an hour and a half. Convincing people to ship in cost-saving partial
containers, delving in the exactitudes of Russian or American banking
forms — everything takes an enormous amount of time. In addition,
the old Soviet states operate on a system of trust. Winning this trust
must be done day in and day out; but once won, your dealings further
on are assured.
goods, but it needs them delivered its way. For example, under
the Soviets dealt only with major manufacturers in large lots. This
attitude retains. If you are a distributor, who is supplying only
100 units to a given dealer, you may have to break down this small
lot reticence by including a full accessories inventory and warranty
and service commitment.
not the ruble — is the preferred currency in Russia. Yet too many
off-site managers have endured losses in this, and other currencies,
by depending on the Western system of long-distance cash collection.
In Russia, out of sight leads to out of pocket. Managers who continue
to present themselves on site, overseeing production and sales, will
discover that businesses and local banks respond, albeit slowly.
managers who show up American-style, exacting payment schedules, will
very likely be disappointed.
Russia holds a somewhat unique position in the global economy. In
one sense, it is a new democracy with an emerging capitalism.
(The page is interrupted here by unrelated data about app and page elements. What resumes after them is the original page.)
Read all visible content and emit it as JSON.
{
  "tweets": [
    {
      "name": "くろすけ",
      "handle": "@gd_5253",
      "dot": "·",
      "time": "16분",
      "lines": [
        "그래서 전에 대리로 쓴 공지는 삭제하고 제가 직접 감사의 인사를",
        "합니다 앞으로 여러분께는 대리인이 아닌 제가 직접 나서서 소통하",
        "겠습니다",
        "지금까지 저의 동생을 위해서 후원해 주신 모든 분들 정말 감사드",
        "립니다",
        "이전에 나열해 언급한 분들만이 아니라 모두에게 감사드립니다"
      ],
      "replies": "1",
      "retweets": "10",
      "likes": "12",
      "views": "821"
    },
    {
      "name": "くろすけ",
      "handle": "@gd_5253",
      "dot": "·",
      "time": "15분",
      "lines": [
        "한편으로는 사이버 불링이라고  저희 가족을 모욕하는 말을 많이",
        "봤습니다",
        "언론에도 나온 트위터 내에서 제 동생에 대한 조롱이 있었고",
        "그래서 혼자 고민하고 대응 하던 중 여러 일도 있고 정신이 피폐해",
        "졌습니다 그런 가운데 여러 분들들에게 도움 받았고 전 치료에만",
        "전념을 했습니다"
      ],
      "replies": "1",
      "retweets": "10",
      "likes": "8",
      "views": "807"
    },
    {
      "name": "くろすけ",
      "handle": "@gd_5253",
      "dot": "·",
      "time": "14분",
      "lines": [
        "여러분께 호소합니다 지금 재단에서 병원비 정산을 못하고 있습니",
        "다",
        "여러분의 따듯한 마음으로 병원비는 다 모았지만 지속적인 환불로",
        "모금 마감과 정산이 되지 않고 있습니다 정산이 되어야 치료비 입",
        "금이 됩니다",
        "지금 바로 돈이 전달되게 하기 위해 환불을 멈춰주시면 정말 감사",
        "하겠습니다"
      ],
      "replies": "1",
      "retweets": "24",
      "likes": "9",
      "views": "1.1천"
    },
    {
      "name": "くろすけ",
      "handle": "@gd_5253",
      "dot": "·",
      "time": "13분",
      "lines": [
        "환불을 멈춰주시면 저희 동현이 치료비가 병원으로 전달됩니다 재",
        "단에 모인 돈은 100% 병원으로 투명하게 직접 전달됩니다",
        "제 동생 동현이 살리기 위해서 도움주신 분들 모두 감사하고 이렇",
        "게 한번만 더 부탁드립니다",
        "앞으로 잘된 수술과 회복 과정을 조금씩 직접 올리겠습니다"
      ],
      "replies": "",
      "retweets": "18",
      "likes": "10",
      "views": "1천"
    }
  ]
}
But
unlike others in this category, it is massive in area, unrivaled in
resources, and has enormous purchasing power in the hands of both
its government and its individuals. As Tumanyan puts it: "America
and Russia are closer souls than either one thinks. We are sisters.
We learn from them — they learn from us."
— Bart Jackson
Corrections or additions?
This page is published by PrincetonInfo.com
— the web site for U.S. 1 Newspaper in Princeton, New Jersey.